Using the entries below, show all lines with the string "grid".

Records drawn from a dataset
────────────────────

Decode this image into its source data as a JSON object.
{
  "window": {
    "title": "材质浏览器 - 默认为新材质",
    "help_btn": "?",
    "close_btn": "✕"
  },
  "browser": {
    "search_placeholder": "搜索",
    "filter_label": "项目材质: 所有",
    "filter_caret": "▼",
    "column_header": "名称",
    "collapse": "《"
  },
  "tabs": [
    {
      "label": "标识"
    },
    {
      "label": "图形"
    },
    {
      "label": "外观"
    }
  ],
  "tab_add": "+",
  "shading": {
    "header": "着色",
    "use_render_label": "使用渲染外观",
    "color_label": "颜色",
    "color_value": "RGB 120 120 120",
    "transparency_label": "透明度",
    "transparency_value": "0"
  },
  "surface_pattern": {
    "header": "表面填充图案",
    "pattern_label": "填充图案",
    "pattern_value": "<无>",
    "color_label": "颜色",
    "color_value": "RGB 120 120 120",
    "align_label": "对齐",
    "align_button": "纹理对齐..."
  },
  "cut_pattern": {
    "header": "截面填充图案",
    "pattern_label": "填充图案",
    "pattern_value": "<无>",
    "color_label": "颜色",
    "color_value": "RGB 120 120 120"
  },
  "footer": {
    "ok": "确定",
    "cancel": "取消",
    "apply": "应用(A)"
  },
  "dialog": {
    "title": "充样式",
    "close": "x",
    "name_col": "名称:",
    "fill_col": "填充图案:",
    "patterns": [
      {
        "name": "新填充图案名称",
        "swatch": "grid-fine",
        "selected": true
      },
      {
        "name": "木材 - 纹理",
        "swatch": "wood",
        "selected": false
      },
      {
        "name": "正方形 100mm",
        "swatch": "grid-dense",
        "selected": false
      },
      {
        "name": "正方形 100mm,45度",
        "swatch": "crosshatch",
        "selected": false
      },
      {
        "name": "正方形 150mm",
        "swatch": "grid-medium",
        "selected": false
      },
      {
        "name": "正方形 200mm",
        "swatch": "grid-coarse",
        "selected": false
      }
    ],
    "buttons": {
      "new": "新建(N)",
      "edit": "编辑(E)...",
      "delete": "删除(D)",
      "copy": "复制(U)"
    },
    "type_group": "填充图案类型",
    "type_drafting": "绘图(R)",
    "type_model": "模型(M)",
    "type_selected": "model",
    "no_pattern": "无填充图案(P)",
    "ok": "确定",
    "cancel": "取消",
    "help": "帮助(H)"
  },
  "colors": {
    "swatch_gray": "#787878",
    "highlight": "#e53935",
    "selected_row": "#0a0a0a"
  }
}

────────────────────

*Written reply*
        "swatch": "grid-fine",
        "swatch": "grid-dense",
        "swatch": "grid-medium",
        "swatch": "grid-coarse",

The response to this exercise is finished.